Election Day 2006 falls within the same week as Kristallnacht, the "night of broken glass," that many consider as the start of the Holocaust. Having these two events fall within two days of each other is a poignant reminder of how important your vote is in the effort to protect human rights in the United States and abroad.
Over 70 years ago, the National Socialist German Workers Party (Nazi Party) was elected to power in Germany. Adolf Hitler did not come to power through a coup d'état or revolution. He became chancellor because individuals voted for him and for the policies of his party—policies that resulted in the murder of over 11 million people.
As informed citizens and witnesses to recent genocides in Rwanda and Sudan, we need to reflect on the lessons of the Holocaust as we prepare to vote. This need remains stronger than ever before. Fifteen years ago, student leaders and faculty members launched the Holocaust Genocide Studies Project at Monroe Community College to give community members unique opportunities to explore history and take action to protect human rights.
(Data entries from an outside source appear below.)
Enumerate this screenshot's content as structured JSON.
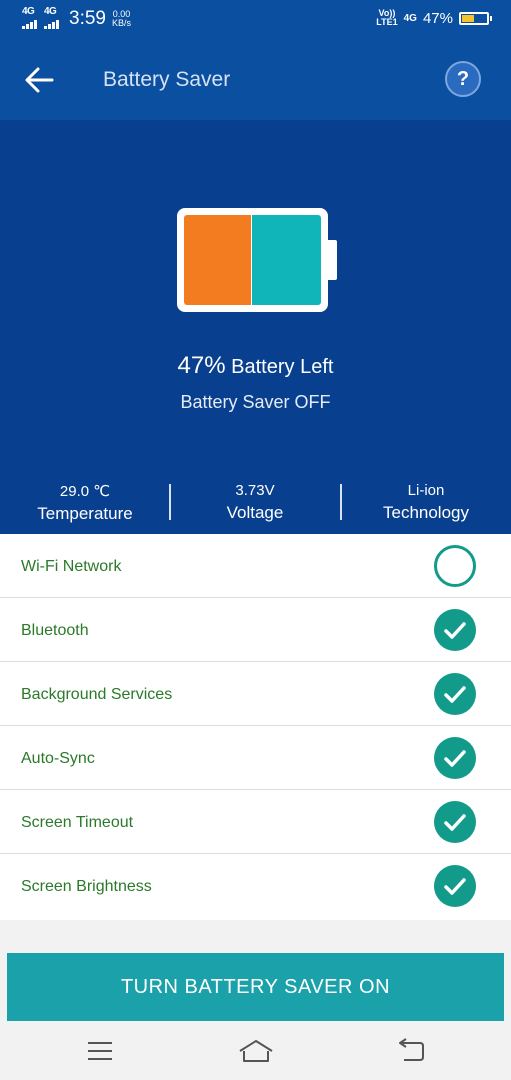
{
  "status_bar": {
    "net1": "4G",
    "net2": "4G",
    "time": "3:59",
    "speed_value": "0.00",
    "speed_unit": "KB/s",
    "volte_top": "Vo))",
    "volte_bottom": "LTE1",
    "net_right": "4G",
    "battery_percent": "47%",
    "battery_level": 0.47
  },
  "app_bar": {
    "title": "Battery Saver",
    "help_label": "?"
  },
  "hero": {
    "percent": "47%",
    "percent_suffix": "Battery Left",
    "saver_state": "Battery Saver OFF",
    "used_color": "#f47c20",
    "left_color": "#0fb5b8"
  },
  "stats": [
    {
      "value": "29.0 ℃",
      "label": "Temperature"
    },
    {
      "value": "3.73V",
      "label": "Voltage"
    },
    {
      "value": "Li-ion",
      "label": "Technology"
    }
  ],
  "settings": [
    {
      "label": "Wi-Fi Network",
      "checked": false
    },
    {
      "label": "Bluetooth",
      "checked": true
    },
    {
      "label": "Background Services",
      "checked": true
    },
    {
      "label": "Auto-Sync",
      "checked": true
    },
    {
      "label": "Screen Timeout",
      "checked": true
    },
    {
      "label": "Screen Brightness",
      "checked": true
    }
  ],
  "cta": {
    "label": "TURN BATTERY SAVER ON"
  },
  "nav": {
    "menu_icon": "menu-icon",
    "home_icon": "home-icon",
    "back_icon": "back-icon"
  },
  "colors": {
    "primary": "#0b4fa0",
    "hero": "#083f8e",
    "accent": "#129b8a",
    "cta": "#1aa1aa",
    "label_green": "#2a7a2a"
  }
}
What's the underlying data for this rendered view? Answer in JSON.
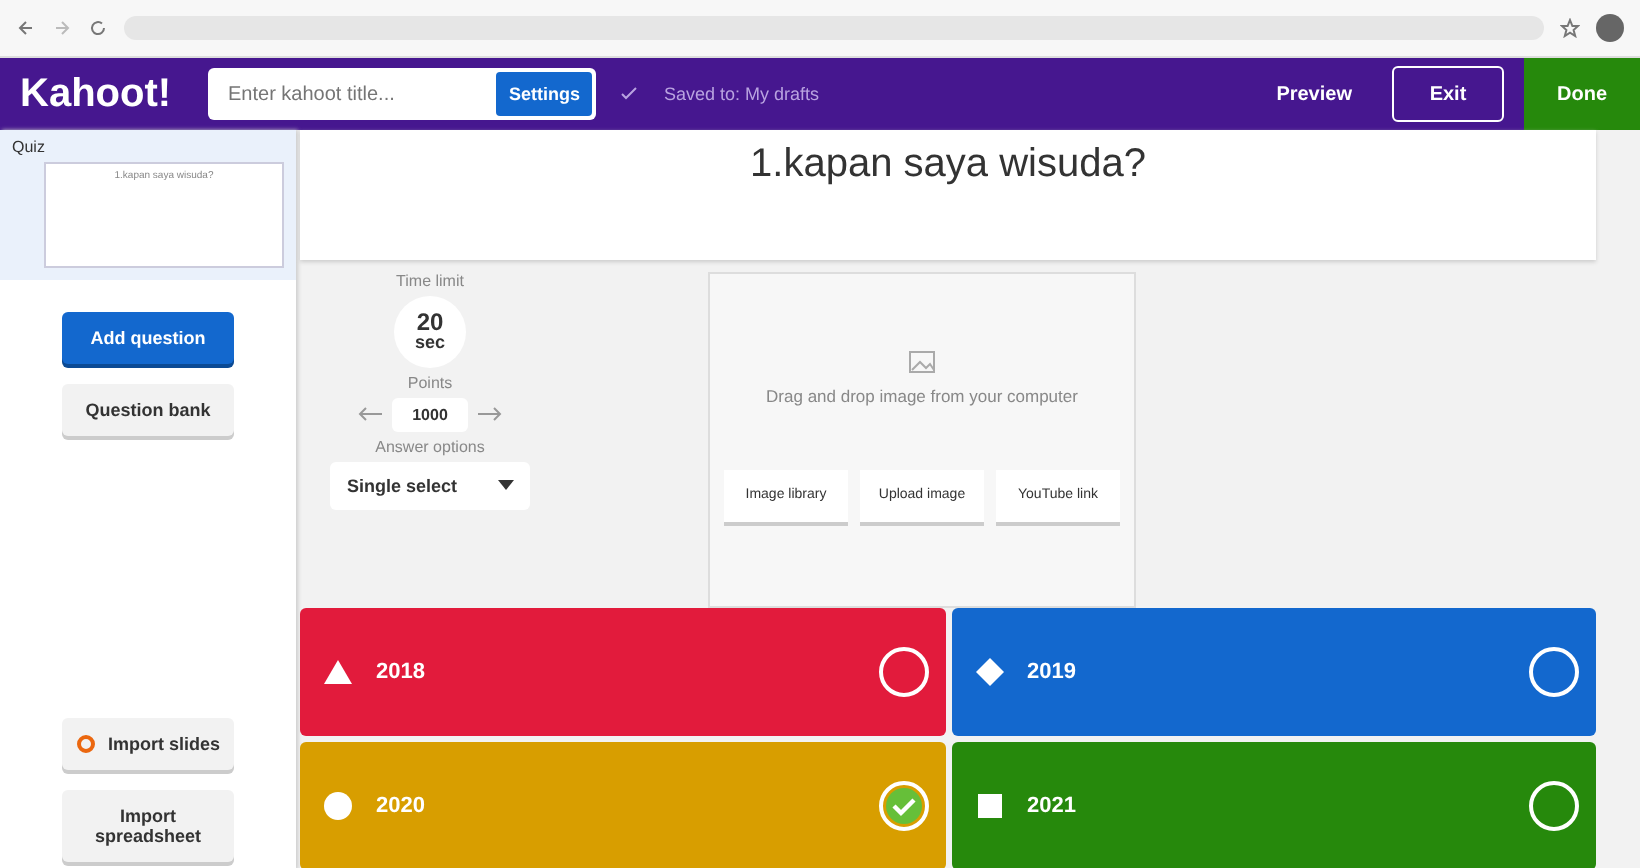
{
  "header": {
    "logo": "Kahoot!",
    "title_placeholder": "Enter kahoot title...",
    "settings": "Settings",
    "saved": "Saved to: My drafts",
    "preview": "Preview",
    "exit": "Exit",
    "done": "Done"
  },
  "sidebar": {
    "quiz_label": "Quiz",
    "slide_title": "1.kapan saya wisuda?",
    "add_question": "Add question",
    "question_bank": "Question bank",
    "import_slides": "Import slides",
    "import_spreadsheet": "Import spreadsheet"
  },
  "question": "1.kapan saya wisuda?",
  "settings": {
    "time_label": "Time limit",
    "time_value": "20",
    "time_unit": "sec",
    "points_label": "Points",
    "points_value": "1000",
    "answer_label": "Answer options",
    "answer_value": "Single select"
  },
  "media": {
    "hint": "Drag and drop image from your computer",
    "buttons": [
      "Image library",
      "Upload image",
      "YouTube link"
    ]
  },
  "answers": [
    {
      "kind": "triangle",
      "text": "2018",
      "color": "#e21b3c",
      "correct": false
    },
    {
      "kind": "diamond",
      "text": "2019",
      "color": "#1368ce",
      "correct": false
    },
    {
      "kind": "circle",
      "text": "2020",
      "color": "#d89e00",
      "correct": true
    },
    {
      "kind": "square",
      "text": "2021",
      "color": "#26890c",
      "correct": false
    }
  ]
}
As a country, we are still not meeting the demands of morality established after the Holocaust and codified in the Universal Declaration of Human Rights adopted and proclaimed by the United Nations in 1948.
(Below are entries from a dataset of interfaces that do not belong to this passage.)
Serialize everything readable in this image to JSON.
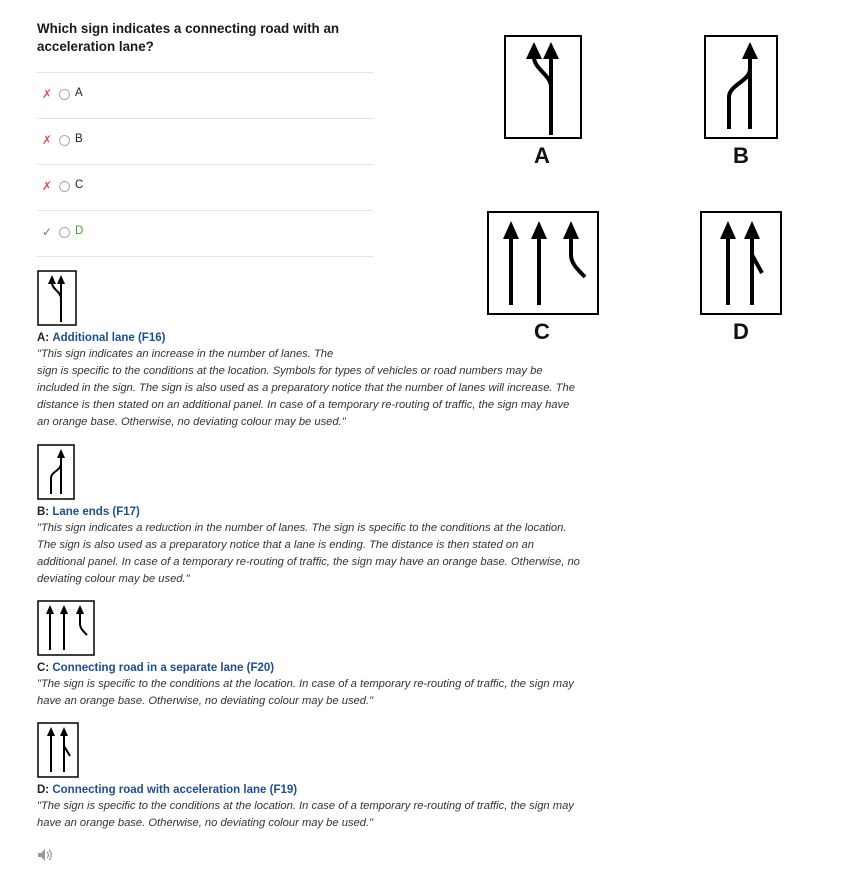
{
  "question": "Which sign indicates a connecting road with an acceleration lane?",
  "options": [
    {
      "label": "A",
      "status": "wrong",
      "mark": "✗"
    },
    {
      "label": "B",
      "status": "wrong",
      "mark": "✗"
    },
    {
      "label": "C",
      "status": "wrong",
      "mark": "✗"
    },
    {
      "label": "D",
      "status": "correct",
      "mark": "✓"
    }
  ],
  "signs": [
    {
      "caption": "A"
    },
    {
      "caption": "B"
    },
    {
      "caption": "C"
    },
    {
      "caption": "D"
    }
  ],
  "explanations": [
    {
      "letter": "A:",
      "title": "Additional lane (F16)",
      "quote_first": "\"This sign indicates an increase in the number of lanes. The",
      "quote_rest": "sign is specific to the conditions at the location. Symbols for types of vehicles or road numbers may be included in the sign. The sign is also used as a preparatory notice that the number of lanes will increase. The distance is then stated on an additional panel. In case of a temporary re-routing of traffic, the sign may have an orange base. Otherwise, no deviating colour may be used.\""
    },
    {
      "letter": "B:",
      "title": "Lane ends (F17)",
      "quote": "\"This sign indicates a reduction in the number of lanes. The sign is specific to the conditions at the location. The sign is also used as a preparatory notice that a lane is ending. The distance is then stated on an additional panel. In case of a temporary re-routing of traffic, the sign may have an orange base. Otherwise, no deviating colour may be used.\""
    },
    {
      "letter": "C:",
      "title": "Connecting road in a separate lane (F20)",
      "quote": "\"The sign is specific to the conditions at the location. In case of a temporary re-routing of traffic, the sign may have an orange base. Otherwise, no deviating colour may be used.\""
    },
    {
      "letter": "D:",
      "title": "Connecting road with acceleration lane (F19)",
      "quote": "\"The sign is specific to the conditions at the location. In case of a temporary re-routing of traffic, the sign may have an orange base. Otherwise, no deviating colour may be used.\""
    }
  ],
  "colors": {
    "wrong": "#d9534f",
    "correct": "#4b9b32",
    "link": "#1d4e8f"
  },
  "icons": {
    "audio": "speaker-icon"
  }
}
Fewer and fewer people today question why students should study the Holocaust. Such an educational experience changes how students view the world and their individual responsibilities towards families and neighbors. Taking one Holocaust class has inspired some students to vote for the first time and realize the importance of having a more global outlook. Studying the Holocaust also motivates people to find creative ways to make a difference. Action against humanitarian crises starts at the individual level. It starts in the voting booth.
Human rights activist and Pulitzer Prize-winning author Samantha Power will speak at MCC the evening of Election Day (Nov. 7) regarding America's response to genocide as part of the college's 15th annual Kristallnacht Program. In her book "A Problem from Hell: America and the Age of Genocide," she reminds readers that "We are responsible for our incredulity. The stories that emerge from genocidal societies are by definition incredible. That was the lesson the Holocaust should have taught us."
It was uninformed citizens who "voted away" the rights of those persecuted in the Holocaust. On November 7, be sure to vote and recognize the impact of your decisions on human rights here and abroad. After all, those are our neighbors in Rwanda and Sudan.
Oriel is an alumna of Monroe Community College and one of the founders of the Holocaust Genocide Studies Project at MCC. She currently serves as the assistant director of the campus center. Theis is an MCC student and the project's current president.